- Problem to work on -
Retype every entry precisely and keep each line whole.

[Dataset rows for apps and sites]
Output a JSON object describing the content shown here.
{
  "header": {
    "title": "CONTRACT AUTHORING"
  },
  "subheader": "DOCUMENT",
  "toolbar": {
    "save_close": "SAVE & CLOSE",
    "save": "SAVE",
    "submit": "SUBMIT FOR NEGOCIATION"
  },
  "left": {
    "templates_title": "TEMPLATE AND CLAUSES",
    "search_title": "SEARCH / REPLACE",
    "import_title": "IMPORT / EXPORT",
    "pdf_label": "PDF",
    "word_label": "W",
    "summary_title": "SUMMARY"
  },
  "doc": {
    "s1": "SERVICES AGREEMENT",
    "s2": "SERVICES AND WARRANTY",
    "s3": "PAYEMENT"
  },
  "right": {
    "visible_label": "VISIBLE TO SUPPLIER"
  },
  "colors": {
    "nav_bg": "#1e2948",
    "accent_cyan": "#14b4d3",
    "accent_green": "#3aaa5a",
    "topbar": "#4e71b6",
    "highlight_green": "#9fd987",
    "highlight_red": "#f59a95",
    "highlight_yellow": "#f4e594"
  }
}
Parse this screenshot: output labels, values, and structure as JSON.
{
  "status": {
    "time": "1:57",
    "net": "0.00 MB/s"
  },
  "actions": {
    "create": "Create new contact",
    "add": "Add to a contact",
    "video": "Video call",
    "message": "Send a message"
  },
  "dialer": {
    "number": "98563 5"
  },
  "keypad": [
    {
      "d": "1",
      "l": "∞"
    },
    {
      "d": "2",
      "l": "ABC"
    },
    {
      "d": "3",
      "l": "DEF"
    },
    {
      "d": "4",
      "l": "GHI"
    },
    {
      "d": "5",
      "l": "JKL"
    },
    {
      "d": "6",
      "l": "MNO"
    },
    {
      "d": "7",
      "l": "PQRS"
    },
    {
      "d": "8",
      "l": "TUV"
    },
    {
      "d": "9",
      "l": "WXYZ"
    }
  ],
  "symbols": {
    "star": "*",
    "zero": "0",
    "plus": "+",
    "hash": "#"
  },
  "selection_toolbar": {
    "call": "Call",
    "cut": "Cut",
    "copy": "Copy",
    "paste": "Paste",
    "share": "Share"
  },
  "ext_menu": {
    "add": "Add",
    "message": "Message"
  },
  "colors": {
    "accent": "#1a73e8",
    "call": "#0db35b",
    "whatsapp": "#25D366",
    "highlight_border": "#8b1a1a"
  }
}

- Solution to this task -
Output a JSON object describing the content shown here.
{
  "header": {
    "title": "CONTRACT AUTHORING"
  },
  "subheader": "DOCUMENT",
  "toolbar": {
    "save_close": "SAVE & CLOSE",
    "save": "SAVE",
    "submit": "SUBMIT FOR NEGOCIATION"
  },
  "left": {
    "templates_title": "TEMPLATE AND CLAUSES",
    "search_title": "SEARCH / REPLACE",
    "import_title": "IMPORT / EXPORT",
    "pdf_label": "PDF",
    "word_label": "W",
    "summary_title": "SUMMARY"
  },
  "doc": {
    "s1": "SERVICES AGREEMENT",
    "s2": "SERVICES AND WARRANTY",
    "s3": "PAYEMENT"
  },
  "right": {
    "visible_label": "VISIBLE TO SUPPLIER"
  },
  "colors": {
    "nav_bg": "#1e2948",
    "accent_cyan": "#14b4d3",
    "accent_green": "#3aaa5a",
    "topbar": "#4e71b6",
    "highlight_green": "#9fd987",
    "highlight_red": "#f59a95",
    "highlight_yellow": "#f4e594"
  }
}
Parse this screenshot: output labels, values, and structure as JSON.
{
  "status": {
    "time": "1:57",
    "net": "0.00 MB/s"
  },
  "actions": {
    "create": "Create new contact",
    "add": "Add to a contact",
    "video": "Video call",
    "message": "Send a message"
  },
  "dialer": {
    "number": "98563 5"
  },
  "keypad": [
    {
      "d": "1",
      "l": "∞"
    },
    {
      "d": "2",
      "l": "ABC"
    },
    {
      "d": "3",
      "l": "DEF"
    },
    {
      "d": "4",
      "l": "GHI"
    },
    {
      "d": "5",
      "l": "JKL"
    },
    {
      "d": "6",
      "l": "MNO"
    },
    {
      "d": "7",
      "l": "PQRS"
    },
    {
      "d": "8",
      "l": "TUV"
    },
    {
      "d": "9",
      "l": "WXYZ"
    }
  ],
  "symbols": {
    "star": "*",
    "zero": "0",
    "plus": "+",
    "hash": "#"
  },
  "selection_toolbar": {
    "call": "Call",
    "cut": "Cut",
    "copy": "Copy",
    "paste": "Paste",
    "share": "Share"
  },
  "ext_menu": {
    "add": "Add",
    "message": "Message"
  },
  "colors": {
    "accent": "#1a73e8",
    "call": "#0db35b",
    "whatsapp": "#25D366",
    "highlight_border": "#8b1a1a"
  }
}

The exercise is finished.